§ **Task description**
Your response should be every line of the data, written out exactly.

***** Data

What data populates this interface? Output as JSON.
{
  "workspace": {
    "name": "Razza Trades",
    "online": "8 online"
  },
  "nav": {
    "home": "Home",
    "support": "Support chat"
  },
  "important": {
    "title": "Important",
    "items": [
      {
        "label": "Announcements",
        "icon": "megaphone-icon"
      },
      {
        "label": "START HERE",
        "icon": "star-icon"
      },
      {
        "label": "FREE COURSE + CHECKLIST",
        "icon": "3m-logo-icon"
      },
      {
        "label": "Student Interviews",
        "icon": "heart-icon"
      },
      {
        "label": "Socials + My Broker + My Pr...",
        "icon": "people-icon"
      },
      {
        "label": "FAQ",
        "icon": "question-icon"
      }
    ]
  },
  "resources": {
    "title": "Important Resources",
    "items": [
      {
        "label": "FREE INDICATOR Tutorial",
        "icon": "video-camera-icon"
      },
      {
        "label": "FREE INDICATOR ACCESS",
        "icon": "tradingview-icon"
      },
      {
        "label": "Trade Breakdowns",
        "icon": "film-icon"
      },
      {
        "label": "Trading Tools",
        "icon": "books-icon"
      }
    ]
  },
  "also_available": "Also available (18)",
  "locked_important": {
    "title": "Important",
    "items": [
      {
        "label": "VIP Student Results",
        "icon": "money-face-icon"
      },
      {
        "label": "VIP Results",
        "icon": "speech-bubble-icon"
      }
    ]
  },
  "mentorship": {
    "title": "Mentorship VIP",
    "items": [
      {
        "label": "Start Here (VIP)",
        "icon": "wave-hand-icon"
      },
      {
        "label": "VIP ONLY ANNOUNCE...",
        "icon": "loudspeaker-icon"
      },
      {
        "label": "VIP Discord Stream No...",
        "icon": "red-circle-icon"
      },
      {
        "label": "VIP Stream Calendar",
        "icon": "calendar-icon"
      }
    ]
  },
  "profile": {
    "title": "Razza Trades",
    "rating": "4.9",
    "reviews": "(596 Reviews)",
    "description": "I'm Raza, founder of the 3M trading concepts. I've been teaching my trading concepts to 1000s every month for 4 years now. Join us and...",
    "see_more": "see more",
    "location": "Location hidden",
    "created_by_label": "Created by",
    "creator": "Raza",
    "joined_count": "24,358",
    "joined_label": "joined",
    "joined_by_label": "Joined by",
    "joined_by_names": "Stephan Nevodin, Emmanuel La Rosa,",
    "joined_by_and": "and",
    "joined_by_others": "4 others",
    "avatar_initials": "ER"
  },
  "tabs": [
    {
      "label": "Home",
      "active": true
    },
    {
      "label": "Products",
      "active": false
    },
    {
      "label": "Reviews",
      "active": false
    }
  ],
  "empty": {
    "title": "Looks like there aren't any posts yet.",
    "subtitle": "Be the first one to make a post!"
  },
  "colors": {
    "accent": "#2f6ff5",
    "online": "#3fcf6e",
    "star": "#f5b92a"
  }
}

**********

§ **Response**
What data populates this interface? Output as JSON.
{
  "workspace": {
    "name": "Razza Trades",
    "online": "8 online"
  },
  "nav": {
    "home": "Home",
    "support": "Support chat"
  },
  "important": {
    "title": "Important",
    "items": [
      {
        "label": "Announcements",
        "icon": "megaphone-icon"
      },
      {
        "label": "START HERE",
        "icon": "star-icon"
      },
      {
        "label": "FREE COURSE + CHECKLIST",
        "icon": "3m-logo-icon"
      },
      {
        "label": "Student Interviews",
        "icon": "heart-icon"
      },
      {
        "label": "Socials + My Broker + My Pr...",
        "icon": "people-icon"
      },
      {
        "label": "FAQ",
        "icon": "question-icon"
      }
    ]
  },
  "resources": {
    "title": "Important Resources",
    "items": [
      {
        "label": "FREE INDICATOR Tutorial",
        "icon": "video-camera-icon"
      },
      {
        "label": "FREE INDICATOR ACCESS",
        "icon": "tradingview-icon"
      },
      {
        "label": "Trade Breakdowns",
        "icon": "film-icon"
      },
      {
        "label": "Trading Tools",
        "icon": "books-icon"
      }
    ]
  },
  "also_available": "Also available (18)",
  "locked_important": {
    "title": "Important",
    "items": [
      {
        "label": "VIP Student Results",
        "icon": "money-face-icon"
      },
      {
        "label": "VIP Results",
        "icon": "speech-bubble-icon"
      }
    ]
  },
  "mentorship": {
    "title": "Mentorship VIP",
    "items": [
      {
        "label": "Start Here (VIP)",
        "icon": "wave-hand-icon"
      },
      {
        "label": "VIP ONLY ANNOUNCE...",
        "icon": "loudspeaker-icon"
      },
      {
        "label": "VIP Discord Stream No...",
        "icon": "red-circle-icon"
      },
      {
        "label": "VIP Stream Calendar",
        "icon": "calendar-icon"
      }
    ]
  },
  "profile": {
    "title": "Razza Trades",
    "rating": "4.9",
    "reviews": "(596 Reviews)",
    "description": "I'm Raza, founder of the 3M trading concepts. I've been teaching my trading concepts to 1000s every month for 4 years now. Join us and...",
    "see_more": "see more",
    "location": "Location hidden",
    "created_by_label": "Created by",
    "creator": "Raza",
    "joined_count": "24,358",
    "joined_label": "joined",
    "joined_by_label": "Joined by",
    "joined_by_names": "Stephan Nevodin, Emmanuel La Rosa,",
    "joined_by_and": "and",
    "joined_by_others": "4 others",
    "avatar_initials": "ER"
  },
  "tabs": [
    {
      "label": "Home",
      "active": true
    },
    {
      "label": "Products",
      "active": false
    },
    {
      "label": "Reviews",
      "active": false
    }
  ],
  "empty": {
    "title": "Looks like there aren't any posts yet.",
    "subtitle": "Be the first one to make a post!"
  },
  "colors": {
    "accent": "#2f6ff5",
    "online": "#3fcf6e",
    "star": "#f5b92a"
  }
}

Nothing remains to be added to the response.